Data about app and page elements:
________________________________________
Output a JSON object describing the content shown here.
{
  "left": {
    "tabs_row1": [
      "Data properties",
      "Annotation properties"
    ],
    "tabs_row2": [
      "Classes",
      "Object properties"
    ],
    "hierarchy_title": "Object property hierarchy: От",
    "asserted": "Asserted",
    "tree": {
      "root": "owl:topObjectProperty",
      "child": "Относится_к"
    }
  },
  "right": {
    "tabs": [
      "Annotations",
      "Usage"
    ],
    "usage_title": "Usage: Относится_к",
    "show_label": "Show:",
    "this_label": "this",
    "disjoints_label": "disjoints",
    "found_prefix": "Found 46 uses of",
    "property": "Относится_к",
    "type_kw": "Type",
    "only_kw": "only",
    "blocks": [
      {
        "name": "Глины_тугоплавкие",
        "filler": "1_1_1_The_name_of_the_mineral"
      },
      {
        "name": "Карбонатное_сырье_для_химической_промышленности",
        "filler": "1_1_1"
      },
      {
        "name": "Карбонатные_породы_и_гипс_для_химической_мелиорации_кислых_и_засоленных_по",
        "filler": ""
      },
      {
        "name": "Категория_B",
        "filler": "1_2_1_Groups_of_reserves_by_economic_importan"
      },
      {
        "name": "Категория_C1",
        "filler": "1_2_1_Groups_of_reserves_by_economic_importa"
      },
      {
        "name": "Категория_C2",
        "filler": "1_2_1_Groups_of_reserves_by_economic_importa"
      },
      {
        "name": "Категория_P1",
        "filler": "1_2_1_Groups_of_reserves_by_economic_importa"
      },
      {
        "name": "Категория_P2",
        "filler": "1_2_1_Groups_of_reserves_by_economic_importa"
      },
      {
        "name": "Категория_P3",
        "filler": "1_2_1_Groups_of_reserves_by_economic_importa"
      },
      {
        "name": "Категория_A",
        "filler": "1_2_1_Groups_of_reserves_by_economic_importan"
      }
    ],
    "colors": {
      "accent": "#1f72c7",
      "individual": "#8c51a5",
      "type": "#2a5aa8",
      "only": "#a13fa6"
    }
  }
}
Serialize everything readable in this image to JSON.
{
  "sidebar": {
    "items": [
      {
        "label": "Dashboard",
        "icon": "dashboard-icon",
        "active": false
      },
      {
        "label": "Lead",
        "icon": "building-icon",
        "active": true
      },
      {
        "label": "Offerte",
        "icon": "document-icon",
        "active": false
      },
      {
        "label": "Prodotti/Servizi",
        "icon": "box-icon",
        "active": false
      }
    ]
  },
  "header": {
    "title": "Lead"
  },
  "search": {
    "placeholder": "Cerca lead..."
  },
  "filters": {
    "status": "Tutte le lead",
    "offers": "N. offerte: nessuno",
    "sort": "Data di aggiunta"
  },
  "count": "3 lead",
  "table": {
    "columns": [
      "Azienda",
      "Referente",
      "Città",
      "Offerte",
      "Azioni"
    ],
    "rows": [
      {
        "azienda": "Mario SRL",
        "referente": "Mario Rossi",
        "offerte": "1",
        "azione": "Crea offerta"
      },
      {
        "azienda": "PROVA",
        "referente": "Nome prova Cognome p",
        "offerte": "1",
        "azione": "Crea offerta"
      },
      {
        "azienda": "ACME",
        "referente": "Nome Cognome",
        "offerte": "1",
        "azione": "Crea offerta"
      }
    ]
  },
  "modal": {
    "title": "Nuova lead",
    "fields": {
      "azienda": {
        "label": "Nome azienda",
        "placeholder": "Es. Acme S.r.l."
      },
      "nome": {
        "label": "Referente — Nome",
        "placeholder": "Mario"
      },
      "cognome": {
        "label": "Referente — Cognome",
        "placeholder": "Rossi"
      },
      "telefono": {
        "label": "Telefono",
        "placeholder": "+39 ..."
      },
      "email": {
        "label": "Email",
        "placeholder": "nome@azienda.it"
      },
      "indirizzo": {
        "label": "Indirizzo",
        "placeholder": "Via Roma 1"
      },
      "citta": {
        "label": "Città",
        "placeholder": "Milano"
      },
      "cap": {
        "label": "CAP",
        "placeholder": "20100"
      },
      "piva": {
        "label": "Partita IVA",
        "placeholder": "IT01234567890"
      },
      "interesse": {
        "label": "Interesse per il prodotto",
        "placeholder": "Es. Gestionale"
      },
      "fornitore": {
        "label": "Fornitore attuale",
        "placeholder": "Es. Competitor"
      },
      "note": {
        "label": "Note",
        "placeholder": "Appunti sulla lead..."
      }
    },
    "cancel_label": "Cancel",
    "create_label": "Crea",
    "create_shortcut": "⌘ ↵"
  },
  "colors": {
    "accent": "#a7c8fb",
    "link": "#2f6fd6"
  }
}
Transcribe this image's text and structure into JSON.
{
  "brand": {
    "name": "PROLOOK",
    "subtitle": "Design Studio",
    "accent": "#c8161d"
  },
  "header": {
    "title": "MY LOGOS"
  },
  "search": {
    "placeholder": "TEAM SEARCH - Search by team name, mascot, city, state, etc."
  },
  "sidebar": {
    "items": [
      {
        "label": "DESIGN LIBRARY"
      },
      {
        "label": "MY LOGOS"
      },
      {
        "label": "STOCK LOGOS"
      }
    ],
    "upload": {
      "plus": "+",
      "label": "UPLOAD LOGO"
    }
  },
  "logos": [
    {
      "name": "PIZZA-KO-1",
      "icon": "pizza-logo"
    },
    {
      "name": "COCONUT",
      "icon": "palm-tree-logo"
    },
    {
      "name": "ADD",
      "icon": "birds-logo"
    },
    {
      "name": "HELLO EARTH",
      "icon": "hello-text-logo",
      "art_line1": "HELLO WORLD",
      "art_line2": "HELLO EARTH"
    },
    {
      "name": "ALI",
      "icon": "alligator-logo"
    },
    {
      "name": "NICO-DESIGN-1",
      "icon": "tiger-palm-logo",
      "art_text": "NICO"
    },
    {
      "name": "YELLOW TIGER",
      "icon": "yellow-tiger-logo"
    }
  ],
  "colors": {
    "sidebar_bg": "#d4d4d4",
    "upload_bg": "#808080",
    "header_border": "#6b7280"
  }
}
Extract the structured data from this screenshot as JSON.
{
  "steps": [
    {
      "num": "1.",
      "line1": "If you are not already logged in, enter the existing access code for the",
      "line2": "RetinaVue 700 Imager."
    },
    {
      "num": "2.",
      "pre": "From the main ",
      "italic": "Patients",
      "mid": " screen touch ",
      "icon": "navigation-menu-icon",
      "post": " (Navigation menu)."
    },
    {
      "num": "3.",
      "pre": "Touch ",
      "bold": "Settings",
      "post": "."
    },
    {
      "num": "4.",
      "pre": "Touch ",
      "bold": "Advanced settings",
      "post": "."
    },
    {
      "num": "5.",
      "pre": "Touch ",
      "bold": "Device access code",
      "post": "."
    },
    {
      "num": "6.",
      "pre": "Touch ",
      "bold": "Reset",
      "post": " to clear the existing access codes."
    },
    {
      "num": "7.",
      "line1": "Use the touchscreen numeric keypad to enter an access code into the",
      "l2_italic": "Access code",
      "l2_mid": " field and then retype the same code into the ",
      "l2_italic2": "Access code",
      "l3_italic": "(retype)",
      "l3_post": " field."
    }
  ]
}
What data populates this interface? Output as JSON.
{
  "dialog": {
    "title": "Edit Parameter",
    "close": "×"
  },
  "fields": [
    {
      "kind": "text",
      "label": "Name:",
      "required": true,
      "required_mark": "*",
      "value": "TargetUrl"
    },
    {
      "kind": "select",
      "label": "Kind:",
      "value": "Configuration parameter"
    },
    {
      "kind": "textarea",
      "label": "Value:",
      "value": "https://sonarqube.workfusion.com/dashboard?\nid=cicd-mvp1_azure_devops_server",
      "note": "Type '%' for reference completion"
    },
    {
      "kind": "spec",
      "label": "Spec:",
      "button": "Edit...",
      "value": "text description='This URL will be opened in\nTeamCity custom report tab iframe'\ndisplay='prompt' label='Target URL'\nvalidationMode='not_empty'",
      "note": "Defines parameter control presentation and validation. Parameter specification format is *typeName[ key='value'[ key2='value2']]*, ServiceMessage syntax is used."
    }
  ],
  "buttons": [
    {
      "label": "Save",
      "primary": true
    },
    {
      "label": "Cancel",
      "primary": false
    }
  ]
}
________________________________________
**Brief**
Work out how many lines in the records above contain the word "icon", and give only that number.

**Answer space**
12